Among them is a bill, introduced by first-term district 23 senator and Maricopa resident Steve Smith, that would allow the state of Arizona to build a border fence.
“This is the main issue I worked this session, and I am hopeful the governor will sign off on the bill,” Smith said. “It would help fix a major issue plaguing the state.”
Smith’s immigration bill, SB 1406, proposes the creation of a website to garner funds for the construction of the fence and the use of inmate labor to build it.
“Inmates built a fence in Douglas; there is no reason they could not build a fence across the remainder of the state,” Smith said. “By using this inmate labor we eliminate one of the largest costs of building the fence.”
Since Smith introduced the bill he has garnered national attention, making appearances on Fox News and other programs. He said whenever he is out among his constituents, they indicate to him their willingness to make donations to help fund the project.
In terms of the actual cost of the fence Smith said that is currently not clear. “It really depends upon what type of fence the state decides to build,” he said. “That will be decided by the Joint Border Security Advisory Committee.”
Brewer had until Monday to sign the bill and has yet to comment on any of the pending pieces of legislation. She can veto a bill or take no action, thus allowing a bill to become law. Measures signed by the governor take effect on July 20, unless they include an emergency clause or some other stiplulation is attached.
Smith has talked with Brewer about the fence, but he said the governor did not give him any insight into the way she will act on the legislation.
However, he remains hopeful.
“She (Brewer) appointed more than half the members on the border committee, and that group helped form this legislation,” he said. “I don’t know how anyone could say no to this.”
In a letter released Tuesday Gov. Brewer asked President Barack Obama to extend the National Guard's stay at the state's border with Mexico instead of ending the deployment at the end of June. Since October roughly 560 troops have been at the Arizona border.
Update: On Thursday Gov. Brewer authorized erection of a security fence along the Arizona-Mexico border, either in an agreement with other states or by itself. No comment was forthcoming as to why the governor signed the bill early.
“The federal government has put states like Arizona on the back burner for far too long, making flawed claims that the border has never been more secure,” Smith said. “Many in my district have seen the terrors of drug cartels, gang activity, death and destruction of the land firsthand.”

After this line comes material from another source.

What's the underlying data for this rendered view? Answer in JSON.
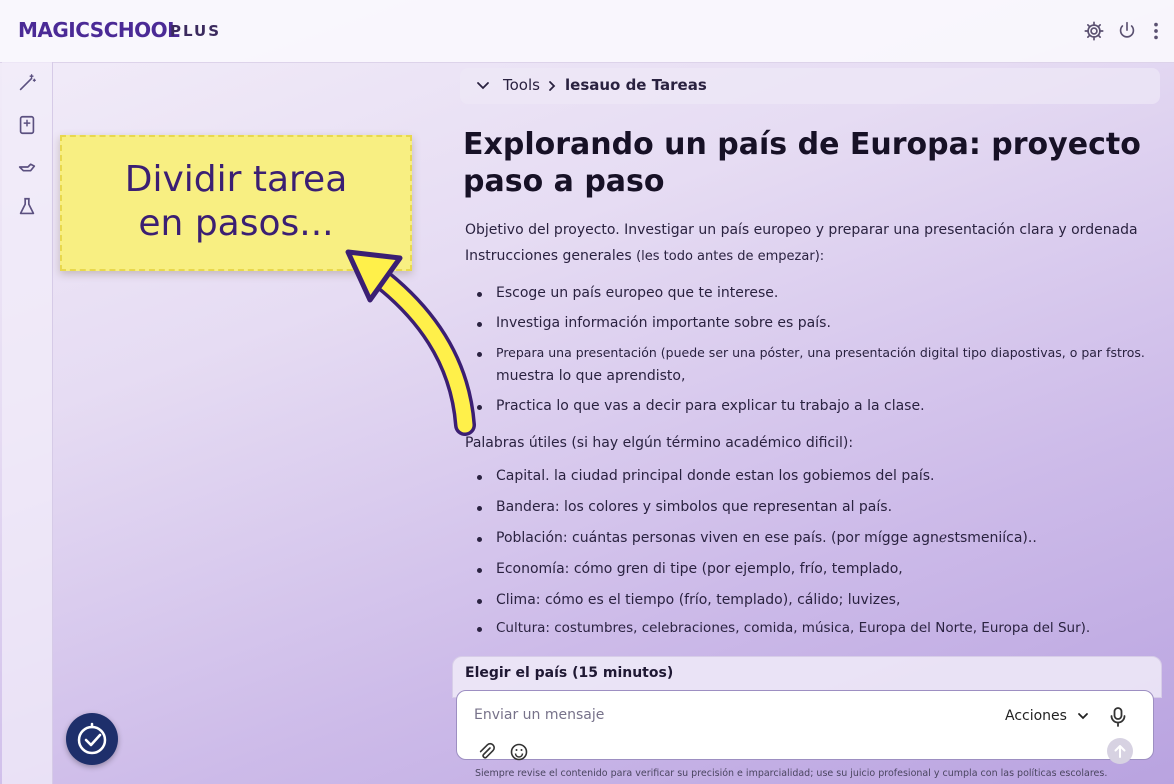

Smith points to the the border fence built in the in Yuma, where illegal crossings have declined more than 90 percent, as evidence that constructing a great wall will slow the flow of illegal immigration.
“It is the proof building a fence works,” Smith said.
Wednesday at a meeting of the Joint Border Security Advisory Committee, Yuma County Chief Deputy Leon Wilmot said, before the wall was built, he responded to reports of robberies, smuggling, rapes and killings on a daily basis. Since its construction, he added, reports now are almost non-existent.
The fence in the Yuma sector was completed in 2006 by the federal government and is a triple-layered wall, standing 20-feet high. The fence is reinforced by cement-filled steel piping, steel mesh and wire.
The shape the new fence will take is currently unknown, and, according to Smith, its direction is up to the state’s Joint Border Security Advisory Committee.
To construct the fence the state will utilize donations garnered through private parties, inmate labor and volunteer help.
According to Department of Corrections Director Charles Ryan, there are currently about 6,000 prison inmates available and qualified for this kind of work.
To collect donations, a website will be launched and maintained by the Joint Border Security Committee. The address of that website is not currently available.
“There is a real desire to get this project done,” Smith said.